* Goal of the exercise
Go through the lines below and copy any that hold the string "invited".

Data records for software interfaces
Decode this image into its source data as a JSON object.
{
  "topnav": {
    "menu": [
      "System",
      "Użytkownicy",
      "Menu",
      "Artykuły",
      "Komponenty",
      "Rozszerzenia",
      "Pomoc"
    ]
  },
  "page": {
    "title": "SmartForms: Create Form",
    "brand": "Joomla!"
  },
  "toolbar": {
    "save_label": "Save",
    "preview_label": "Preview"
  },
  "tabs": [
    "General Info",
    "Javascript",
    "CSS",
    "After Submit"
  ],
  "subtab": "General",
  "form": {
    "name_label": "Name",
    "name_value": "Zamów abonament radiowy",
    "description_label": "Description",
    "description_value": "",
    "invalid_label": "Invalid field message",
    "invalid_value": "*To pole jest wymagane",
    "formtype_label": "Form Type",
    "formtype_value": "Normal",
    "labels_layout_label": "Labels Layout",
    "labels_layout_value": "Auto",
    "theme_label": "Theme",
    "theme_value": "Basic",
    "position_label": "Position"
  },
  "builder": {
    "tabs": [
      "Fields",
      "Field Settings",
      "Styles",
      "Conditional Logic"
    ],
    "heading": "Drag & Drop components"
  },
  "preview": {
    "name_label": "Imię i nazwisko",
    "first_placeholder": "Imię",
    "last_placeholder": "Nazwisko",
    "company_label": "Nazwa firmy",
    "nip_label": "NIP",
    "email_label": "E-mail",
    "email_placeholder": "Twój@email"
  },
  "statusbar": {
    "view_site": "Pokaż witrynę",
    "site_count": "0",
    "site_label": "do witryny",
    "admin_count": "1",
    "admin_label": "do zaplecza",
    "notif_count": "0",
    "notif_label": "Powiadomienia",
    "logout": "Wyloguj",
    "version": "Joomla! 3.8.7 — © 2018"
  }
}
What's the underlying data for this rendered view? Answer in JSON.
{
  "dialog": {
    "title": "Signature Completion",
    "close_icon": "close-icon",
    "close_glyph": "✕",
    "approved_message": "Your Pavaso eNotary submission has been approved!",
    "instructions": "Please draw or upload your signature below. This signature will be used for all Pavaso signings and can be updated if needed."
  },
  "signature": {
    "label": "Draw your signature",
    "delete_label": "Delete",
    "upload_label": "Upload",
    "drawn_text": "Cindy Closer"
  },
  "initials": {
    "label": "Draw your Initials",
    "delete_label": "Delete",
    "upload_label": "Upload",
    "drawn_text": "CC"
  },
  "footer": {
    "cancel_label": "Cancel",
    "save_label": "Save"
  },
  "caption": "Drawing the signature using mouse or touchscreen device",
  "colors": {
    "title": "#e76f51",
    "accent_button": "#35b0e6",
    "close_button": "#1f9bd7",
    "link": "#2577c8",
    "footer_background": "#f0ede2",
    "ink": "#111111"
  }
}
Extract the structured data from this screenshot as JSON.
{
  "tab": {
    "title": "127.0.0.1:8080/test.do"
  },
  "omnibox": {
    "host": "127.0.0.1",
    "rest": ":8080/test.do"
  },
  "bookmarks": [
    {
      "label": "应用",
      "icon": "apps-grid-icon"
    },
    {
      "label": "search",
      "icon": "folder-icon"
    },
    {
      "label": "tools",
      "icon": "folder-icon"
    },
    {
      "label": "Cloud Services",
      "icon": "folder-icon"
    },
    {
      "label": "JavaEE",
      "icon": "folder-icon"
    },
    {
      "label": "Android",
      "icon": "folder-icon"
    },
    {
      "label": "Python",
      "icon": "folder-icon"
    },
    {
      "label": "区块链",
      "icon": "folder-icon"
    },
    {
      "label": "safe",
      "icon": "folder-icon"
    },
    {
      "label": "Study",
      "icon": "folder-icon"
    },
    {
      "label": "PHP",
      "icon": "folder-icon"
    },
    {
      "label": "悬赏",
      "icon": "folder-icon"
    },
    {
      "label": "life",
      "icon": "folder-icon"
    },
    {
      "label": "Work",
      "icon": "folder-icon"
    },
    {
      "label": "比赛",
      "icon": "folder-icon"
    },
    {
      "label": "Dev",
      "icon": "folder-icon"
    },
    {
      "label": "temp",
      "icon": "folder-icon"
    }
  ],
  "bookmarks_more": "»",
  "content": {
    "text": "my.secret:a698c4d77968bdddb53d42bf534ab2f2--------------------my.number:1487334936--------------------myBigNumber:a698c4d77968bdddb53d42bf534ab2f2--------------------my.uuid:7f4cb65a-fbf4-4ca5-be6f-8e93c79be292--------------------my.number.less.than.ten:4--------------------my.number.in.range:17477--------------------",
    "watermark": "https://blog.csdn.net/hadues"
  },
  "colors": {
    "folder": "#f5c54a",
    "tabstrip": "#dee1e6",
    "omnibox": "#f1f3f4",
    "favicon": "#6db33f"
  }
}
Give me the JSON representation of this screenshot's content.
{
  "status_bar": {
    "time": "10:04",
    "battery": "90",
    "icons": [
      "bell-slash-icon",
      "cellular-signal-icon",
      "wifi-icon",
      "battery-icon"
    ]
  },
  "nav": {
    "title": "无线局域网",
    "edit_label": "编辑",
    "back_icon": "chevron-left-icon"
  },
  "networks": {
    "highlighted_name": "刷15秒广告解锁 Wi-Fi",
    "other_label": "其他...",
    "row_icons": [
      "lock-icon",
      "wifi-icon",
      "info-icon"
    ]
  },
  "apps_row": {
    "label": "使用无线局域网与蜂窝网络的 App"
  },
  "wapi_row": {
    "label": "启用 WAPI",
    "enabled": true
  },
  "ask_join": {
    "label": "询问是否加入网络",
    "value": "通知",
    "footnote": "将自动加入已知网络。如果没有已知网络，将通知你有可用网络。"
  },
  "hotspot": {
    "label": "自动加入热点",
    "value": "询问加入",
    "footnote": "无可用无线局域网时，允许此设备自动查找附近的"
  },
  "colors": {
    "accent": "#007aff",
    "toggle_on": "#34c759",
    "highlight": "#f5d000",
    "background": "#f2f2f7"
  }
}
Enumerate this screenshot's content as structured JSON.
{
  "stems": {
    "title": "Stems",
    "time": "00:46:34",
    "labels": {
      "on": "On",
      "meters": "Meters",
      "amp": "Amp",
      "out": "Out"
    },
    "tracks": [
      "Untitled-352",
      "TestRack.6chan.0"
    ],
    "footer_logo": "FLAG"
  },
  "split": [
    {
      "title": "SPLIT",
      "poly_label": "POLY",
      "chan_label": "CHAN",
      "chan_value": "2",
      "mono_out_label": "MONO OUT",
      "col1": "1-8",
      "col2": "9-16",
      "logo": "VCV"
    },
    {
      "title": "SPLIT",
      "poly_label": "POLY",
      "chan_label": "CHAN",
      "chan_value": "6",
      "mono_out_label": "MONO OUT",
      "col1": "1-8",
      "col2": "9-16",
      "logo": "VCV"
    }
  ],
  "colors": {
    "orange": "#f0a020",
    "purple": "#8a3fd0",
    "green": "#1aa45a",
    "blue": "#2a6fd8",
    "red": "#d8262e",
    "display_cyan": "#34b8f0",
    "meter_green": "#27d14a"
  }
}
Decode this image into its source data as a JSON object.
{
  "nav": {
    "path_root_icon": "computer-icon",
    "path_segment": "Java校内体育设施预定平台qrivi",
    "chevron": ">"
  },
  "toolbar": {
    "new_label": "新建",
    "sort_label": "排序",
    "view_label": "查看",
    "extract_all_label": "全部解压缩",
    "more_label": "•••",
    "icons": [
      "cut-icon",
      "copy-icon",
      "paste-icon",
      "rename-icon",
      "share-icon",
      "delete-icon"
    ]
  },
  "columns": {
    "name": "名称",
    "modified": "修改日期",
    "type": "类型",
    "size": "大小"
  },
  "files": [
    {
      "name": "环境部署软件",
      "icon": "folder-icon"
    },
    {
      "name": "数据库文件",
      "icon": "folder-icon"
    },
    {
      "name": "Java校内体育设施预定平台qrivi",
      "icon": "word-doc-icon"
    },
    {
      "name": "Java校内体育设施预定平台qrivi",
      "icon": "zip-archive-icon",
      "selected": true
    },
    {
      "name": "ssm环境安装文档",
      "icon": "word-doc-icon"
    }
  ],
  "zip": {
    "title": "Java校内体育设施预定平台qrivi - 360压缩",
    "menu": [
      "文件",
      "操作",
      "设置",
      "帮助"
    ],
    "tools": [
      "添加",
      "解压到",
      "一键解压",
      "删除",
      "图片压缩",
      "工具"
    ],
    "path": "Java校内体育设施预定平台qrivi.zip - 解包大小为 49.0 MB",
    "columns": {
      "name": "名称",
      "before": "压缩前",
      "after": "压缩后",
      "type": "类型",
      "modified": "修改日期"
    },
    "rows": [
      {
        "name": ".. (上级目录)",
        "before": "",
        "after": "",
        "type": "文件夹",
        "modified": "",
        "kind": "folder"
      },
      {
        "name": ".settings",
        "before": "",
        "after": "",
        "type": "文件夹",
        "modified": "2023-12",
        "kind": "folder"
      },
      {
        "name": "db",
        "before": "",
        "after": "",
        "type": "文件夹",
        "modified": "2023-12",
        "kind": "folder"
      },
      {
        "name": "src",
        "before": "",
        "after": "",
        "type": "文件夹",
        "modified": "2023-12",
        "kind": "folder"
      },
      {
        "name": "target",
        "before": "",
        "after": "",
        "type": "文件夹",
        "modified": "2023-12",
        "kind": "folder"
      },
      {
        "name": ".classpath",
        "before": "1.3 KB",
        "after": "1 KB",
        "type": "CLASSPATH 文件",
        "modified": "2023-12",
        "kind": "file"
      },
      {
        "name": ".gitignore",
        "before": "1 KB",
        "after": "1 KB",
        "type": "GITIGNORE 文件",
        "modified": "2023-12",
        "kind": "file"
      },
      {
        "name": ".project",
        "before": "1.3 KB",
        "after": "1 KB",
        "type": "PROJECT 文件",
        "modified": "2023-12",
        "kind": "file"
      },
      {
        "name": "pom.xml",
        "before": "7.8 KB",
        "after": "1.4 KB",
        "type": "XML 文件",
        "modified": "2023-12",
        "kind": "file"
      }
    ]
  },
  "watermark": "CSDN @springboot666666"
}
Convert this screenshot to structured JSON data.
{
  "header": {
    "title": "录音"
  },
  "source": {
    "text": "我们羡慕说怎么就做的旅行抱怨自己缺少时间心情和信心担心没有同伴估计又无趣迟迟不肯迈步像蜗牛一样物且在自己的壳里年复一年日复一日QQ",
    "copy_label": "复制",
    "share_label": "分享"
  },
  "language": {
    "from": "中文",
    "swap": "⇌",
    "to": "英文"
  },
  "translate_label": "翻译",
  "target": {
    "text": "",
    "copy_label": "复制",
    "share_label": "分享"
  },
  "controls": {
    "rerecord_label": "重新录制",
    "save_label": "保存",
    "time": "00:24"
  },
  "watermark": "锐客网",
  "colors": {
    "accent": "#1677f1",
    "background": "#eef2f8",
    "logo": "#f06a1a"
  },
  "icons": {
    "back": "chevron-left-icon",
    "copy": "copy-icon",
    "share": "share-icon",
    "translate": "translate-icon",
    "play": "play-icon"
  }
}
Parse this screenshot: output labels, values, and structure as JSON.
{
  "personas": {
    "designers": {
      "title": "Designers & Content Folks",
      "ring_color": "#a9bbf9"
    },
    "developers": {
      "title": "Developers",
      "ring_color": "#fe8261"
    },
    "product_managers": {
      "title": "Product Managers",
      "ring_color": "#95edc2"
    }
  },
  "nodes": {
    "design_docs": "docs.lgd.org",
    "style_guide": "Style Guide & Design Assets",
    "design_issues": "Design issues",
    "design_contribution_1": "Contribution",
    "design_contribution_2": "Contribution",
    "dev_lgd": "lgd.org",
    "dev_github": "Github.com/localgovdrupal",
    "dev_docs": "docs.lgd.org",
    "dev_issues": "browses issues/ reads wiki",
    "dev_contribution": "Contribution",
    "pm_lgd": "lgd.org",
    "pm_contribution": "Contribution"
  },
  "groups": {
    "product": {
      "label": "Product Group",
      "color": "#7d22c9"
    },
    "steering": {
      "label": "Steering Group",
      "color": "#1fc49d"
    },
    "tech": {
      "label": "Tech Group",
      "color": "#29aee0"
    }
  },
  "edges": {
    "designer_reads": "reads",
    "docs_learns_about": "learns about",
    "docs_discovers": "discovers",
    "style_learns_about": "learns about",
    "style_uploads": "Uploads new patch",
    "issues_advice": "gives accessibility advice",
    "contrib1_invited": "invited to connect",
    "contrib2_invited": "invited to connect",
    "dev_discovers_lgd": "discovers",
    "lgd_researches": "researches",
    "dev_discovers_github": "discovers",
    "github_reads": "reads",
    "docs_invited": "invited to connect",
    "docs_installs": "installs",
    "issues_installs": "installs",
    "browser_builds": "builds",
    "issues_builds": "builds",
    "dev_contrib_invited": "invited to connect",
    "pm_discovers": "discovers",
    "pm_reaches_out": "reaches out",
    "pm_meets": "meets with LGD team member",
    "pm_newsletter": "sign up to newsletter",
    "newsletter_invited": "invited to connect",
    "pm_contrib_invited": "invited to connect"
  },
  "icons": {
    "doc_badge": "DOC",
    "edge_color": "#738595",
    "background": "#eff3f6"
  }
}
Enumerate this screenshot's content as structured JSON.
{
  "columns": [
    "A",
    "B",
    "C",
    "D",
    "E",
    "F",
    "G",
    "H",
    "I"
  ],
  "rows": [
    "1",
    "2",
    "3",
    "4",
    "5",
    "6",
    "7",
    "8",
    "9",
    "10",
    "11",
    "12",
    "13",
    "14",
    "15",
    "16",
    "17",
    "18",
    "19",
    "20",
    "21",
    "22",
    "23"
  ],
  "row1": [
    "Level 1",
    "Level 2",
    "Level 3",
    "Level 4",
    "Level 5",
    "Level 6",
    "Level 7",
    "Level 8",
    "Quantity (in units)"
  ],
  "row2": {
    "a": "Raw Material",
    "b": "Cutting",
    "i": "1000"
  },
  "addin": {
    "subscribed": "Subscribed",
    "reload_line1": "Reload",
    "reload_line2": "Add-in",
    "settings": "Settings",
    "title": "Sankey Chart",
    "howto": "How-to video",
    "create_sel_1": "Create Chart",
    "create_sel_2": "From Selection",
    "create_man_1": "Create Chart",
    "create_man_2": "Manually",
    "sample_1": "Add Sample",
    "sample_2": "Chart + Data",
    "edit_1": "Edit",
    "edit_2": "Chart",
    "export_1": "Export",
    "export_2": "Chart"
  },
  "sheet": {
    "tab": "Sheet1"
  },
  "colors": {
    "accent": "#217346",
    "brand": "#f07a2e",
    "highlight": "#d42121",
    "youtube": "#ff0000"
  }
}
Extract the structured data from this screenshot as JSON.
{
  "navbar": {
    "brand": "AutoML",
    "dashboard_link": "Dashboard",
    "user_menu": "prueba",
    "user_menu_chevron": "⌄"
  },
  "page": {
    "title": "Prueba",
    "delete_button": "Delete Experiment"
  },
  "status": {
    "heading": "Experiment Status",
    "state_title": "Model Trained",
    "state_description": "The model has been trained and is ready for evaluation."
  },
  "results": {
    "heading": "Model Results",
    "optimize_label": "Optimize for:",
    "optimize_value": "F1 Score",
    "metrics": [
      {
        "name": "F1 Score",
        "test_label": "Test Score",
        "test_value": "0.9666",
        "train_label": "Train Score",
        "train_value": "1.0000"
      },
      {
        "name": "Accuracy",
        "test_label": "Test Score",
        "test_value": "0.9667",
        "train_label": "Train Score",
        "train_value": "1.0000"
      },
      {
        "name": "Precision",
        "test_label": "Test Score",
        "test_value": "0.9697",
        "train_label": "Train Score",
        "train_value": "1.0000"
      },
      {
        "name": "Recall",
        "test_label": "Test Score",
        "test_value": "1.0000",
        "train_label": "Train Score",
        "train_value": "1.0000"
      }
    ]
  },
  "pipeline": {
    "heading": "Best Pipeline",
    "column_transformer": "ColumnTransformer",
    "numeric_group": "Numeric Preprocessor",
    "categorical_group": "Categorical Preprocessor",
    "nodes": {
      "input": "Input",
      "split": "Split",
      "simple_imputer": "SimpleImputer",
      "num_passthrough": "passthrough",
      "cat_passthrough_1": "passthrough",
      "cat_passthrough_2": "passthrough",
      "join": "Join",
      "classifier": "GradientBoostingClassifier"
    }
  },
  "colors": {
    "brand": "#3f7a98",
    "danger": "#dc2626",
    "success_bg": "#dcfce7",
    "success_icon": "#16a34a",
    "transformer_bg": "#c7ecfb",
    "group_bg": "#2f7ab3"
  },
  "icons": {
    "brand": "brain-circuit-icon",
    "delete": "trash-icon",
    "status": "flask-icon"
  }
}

* Answer section
    "contrib1_invited": "invited to connect",
    "contrib2_invited": "invited to connect",
    "docs_invited": "invited to connect",
    "dev_contrib_invited": "invited to connect",
    "newsletter_invited": "invited to connect",
    "pm_contrib_invited": "invited to connect"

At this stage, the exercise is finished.